- EXERCISE AIM -
Reproduce the entries so that every line matches the original exactly.

- INPUT MATERIAL -
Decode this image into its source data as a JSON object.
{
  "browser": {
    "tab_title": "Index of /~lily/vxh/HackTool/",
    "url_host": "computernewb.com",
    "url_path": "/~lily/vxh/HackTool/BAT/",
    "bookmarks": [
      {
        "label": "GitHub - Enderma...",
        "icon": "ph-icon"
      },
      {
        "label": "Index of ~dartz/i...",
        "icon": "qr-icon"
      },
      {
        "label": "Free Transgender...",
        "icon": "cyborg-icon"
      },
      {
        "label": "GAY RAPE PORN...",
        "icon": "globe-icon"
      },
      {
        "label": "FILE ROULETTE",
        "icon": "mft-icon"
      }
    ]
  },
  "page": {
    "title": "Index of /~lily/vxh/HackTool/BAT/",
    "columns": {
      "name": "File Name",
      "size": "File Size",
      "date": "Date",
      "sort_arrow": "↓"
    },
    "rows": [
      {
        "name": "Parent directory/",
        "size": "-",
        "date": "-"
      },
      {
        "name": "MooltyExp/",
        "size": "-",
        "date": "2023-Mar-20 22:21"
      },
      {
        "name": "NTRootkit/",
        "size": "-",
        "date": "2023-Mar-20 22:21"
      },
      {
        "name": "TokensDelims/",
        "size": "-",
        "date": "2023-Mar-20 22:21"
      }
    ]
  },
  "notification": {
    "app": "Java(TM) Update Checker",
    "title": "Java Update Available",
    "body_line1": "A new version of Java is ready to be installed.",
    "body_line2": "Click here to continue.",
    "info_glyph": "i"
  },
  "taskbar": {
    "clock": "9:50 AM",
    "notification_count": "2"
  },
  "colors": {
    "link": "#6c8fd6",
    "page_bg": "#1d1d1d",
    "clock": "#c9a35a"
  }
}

- SOLUTION BELOW -
Decode this image into its source data as a JSON object.
{
  "browser": {
    "tab_title": "Index of /~lily/vxh/HackTool/",
    "url_host": "computernewb.com",
    "url_path": "/~lily/vxh/HackTool/BAT/",
    "bookmarks": [
      {
        "label": "GitHub - Enderma...",
        "icon": "ph-icon"
      },
      {
        "label": "Index of ~dartz/i...",
        "icon": "qr-icon"
      },
      {
        "label": "Free Transgender...",
        "icon": "cyborg-icon"
      },
      {
        "label": "GAY RAPE PORN...",
        "icon": "globe-icon"
      },
      {
        "label": "FILE ROULETTE",
        "icon": "mft-icon"
      }
    ]
  },
  "page": {
    "title": "Index of /~lily/vxh/HackTool/BAT/",
    "columns": {
      "name": "File Name",
      "size": "File Size",
      "date": "Date",
      "sort_arrow": "↓"
    },
    "rows": [
      {
        "name": "Parent directory/",
        "size": "-",
        "date": "-"
      },
      {
        "name": "MooltyExp/",
        "size": "-",
        "date": "2023-Mar-20 22:21"
      },
      {
        "name": "NTRootkit/",
        "size": "-",
        "date": "2023-Mar-20 22:21"
      },
      {
        "name": "TokensDelims/",
        "size": "-",
        "date": "2023-Mar-20 22:21"
      }
    ]
  },
  "notification": {
    "app": "Java(TM) Update Checker",
    "title": "Java Update Available",
    "body_line1": "A new version of Java is ready to be installed.",
    "body_line2": "Click here to continue.",
    "info_glyph": "i"
  },
  "taskbar": {
    "clock": "9:50 AM",
    "notification_count": "2"
  },
  "colors": {
    "link": "#6c8fd6",
    "page_bg": "#1d1d1d",
    "clock": "#c9a35a"
  }
}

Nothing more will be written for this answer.